The author writes a section that seems like a bunch of proverbs lumped together to teach us how to live with no regrets.
12 Therefore, strengthen the hands that are weak and the knees that are feeble, 13 and make straight paths for your feet, so that the limb which is lame may not be put out of joint, but rather be healed. 14 Pursue peace with all men, and the sanctification without which no one will see the Lord. 15 See to it that no one comes short of the grace of God; that no root of bitterness springing up causes trouble, and by it many be defiled; 16 that there be no immoral or godless person like Esau, who sold his own birthright for a single meal. 17 For you know that even afterwards, when he desired to inherit the blessing, he was rejected, for he found no place for repentance, though he sought for it with tears.
This seems like wise advice as we kick off the New Year. The parties are over and most of you have headed back to work, school, or both. So now what? How do we take this “clean slate” we have declared for ourselves and move forward into this year? We just read it.

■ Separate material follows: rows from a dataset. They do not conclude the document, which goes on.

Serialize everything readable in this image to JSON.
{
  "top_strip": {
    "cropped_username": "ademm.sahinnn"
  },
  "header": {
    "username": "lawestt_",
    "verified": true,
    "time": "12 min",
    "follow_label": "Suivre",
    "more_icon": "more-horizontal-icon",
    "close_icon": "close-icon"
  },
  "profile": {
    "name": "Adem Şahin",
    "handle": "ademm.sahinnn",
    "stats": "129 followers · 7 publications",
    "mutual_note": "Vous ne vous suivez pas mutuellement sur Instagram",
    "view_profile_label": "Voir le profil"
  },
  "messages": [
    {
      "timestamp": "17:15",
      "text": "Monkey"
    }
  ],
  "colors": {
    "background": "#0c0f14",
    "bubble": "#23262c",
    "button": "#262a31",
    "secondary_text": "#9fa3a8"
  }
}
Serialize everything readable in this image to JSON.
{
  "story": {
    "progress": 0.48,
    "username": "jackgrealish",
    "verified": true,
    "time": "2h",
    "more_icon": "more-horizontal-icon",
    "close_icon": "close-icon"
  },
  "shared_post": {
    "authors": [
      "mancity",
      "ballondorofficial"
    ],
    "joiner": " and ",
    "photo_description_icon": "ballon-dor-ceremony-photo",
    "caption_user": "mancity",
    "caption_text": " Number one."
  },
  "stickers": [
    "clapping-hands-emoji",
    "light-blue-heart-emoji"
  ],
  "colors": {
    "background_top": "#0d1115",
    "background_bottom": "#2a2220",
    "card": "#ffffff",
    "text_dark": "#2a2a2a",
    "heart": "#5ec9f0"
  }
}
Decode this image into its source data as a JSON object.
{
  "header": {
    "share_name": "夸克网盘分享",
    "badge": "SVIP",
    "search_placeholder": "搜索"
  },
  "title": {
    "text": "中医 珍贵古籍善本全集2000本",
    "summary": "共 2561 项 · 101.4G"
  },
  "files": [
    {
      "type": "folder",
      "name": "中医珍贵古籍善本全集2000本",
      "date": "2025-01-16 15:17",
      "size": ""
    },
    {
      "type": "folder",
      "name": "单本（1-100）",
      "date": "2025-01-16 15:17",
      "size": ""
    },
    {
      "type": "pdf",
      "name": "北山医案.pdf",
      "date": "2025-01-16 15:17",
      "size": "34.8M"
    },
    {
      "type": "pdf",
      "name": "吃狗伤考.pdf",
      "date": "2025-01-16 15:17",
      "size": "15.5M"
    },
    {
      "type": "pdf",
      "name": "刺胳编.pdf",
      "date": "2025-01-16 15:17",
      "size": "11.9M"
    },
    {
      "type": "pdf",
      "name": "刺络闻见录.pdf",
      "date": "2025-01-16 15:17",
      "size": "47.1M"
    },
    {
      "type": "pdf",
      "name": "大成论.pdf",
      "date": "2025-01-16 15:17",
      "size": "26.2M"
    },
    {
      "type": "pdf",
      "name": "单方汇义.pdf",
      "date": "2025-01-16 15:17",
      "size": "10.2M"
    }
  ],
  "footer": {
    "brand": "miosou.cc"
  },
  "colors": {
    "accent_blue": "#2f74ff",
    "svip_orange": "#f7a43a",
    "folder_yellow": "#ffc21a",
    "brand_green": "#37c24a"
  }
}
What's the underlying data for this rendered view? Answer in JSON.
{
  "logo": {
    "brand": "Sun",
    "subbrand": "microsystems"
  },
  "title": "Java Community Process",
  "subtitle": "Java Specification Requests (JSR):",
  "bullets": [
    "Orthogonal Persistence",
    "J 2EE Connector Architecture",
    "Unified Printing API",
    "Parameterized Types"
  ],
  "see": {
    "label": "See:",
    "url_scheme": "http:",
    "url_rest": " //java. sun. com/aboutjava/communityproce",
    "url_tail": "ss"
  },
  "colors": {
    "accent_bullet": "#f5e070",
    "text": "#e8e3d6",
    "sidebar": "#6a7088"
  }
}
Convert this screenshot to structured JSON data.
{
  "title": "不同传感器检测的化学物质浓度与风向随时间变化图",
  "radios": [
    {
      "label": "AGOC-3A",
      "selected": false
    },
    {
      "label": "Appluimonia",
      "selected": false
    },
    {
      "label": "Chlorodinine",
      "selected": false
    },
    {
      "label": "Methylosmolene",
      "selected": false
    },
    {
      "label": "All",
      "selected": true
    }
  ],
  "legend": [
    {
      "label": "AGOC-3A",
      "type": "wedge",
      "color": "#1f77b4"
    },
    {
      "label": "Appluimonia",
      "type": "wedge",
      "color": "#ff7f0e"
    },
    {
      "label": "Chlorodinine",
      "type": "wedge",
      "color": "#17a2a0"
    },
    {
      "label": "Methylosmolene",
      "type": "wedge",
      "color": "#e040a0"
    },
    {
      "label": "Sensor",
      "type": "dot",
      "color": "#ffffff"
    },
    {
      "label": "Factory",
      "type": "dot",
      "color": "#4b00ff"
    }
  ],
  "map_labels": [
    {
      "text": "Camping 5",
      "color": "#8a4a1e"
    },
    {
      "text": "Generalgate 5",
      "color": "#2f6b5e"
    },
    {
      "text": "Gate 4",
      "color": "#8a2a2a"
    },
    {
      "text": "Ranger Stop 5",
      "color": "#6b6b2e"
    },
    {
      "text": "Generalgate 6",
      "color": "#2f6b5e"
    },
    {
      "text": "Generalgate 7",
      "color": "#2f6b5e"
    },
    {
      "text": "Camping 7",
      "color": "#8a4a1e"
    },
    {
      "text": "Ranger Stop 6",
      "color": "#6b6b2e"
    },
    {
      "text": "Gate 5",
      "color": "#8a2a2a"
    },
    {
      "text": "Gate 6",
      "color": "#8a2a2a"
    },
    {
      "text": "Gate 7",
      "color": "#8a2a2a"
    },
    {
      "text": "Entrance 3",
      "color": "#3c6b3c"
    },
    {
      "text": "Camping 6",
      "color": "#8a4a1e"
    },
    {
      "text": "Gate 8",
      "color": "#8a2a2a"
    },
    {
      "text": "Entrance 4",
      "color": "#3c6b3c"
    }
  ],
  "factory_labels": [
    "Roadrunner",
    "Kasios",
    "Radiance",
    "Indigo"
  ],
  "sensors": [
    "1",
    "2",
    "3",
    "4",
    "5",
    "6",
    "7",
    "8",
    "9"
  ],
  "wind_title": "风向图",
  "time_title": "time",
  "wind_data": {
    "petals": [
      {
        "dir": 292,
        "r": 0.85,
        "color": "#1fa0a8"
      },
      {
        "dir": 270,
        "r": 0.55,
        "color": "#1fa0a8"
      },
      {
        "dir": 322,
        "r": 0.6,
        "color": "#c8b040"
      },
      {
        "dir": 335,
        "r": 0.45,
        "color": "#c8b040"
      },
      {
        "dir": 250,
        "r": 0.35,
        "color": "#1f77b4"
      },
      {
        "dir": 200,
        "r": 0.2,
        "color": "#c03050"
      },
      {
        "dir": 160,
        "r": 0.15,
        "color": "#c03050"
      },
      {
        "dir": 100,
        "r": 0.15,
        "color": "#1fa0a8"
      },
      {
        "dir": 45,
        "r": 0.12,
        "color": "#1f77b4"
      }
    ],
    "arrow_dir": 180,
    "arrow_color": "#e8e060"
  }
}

The references to the body are double layered. First, they refer to ourselves. If there is something about us that is spiritually weak, we must work to strengthen it. Sometimes we need a little spiritual rehab to learn how to walk again, or maybe even for the first time. The reason this is necessary is so that this part of your spiritual self doesn’t fade away and die off. Do you need to enhance your prayer life? Is your daily bible study time lacking? Do you avoid church activities and only hang out with the congregation on Sunday mornings? Whatever it may be, we must identify it and work to strengthen it. Our spiritual deadness will only spread like gangrene until we end up like Esau.
Secondly, this analogy applies to the Body of Christ as a whole. We work together as a body to help and strengthen the other parts. If your right arm is weak, your left arm will help it along. If your leg is feeble, your hand and arm will help move it as necessary to continue accomplishing the task at hand. The way we do this is revealed in the next two verses (14 & 15). As we pursue peace with all men (that excludes nobody), others will be lifted up and strengthened. As we seek out our own sanctification, we can be of service to others in theirs. When we read verse 15, we must make sure we are reading it to understand that we are the vessels of God’s grace to others. Without it, many will become defiled, immoral, and godless.
As we read and apply the Word of God to our lives, we will begin to experience His wholeness and Holiness in our lives. The author here is encouraging us not to be foolish and turn away from it in the deception and lust of this world we live in. The example of Esau selling his birthright and inheritance for a bowl of soup drives this to the heart of physical hunger driving our decisions instead of spiritual wisdom. While our lives are dedicated to Christ and following Him and these spiritual disciplines are a command, we must recognize why they are commands. They aren’t rules of oppression, but elements that are to sanctify us and keep us on the path of righteousness. When we see them as opportunities to grow closer to God and understand more of who He is and who we are because of Him, they no longer seem like things we have to do, but things we get to do. None of it would be possible without Christ’s sacrifice in the first place. Spiritual disciplines are a gift from God that give us ways to communicate with, interact with, and learn from God.
What parts of your spiritual life are weak and need reinforcement? Have you put together a plan to strengthen and improve them? Have you been looking at spiritual disciplines as begrudged requirements or holy opportunities?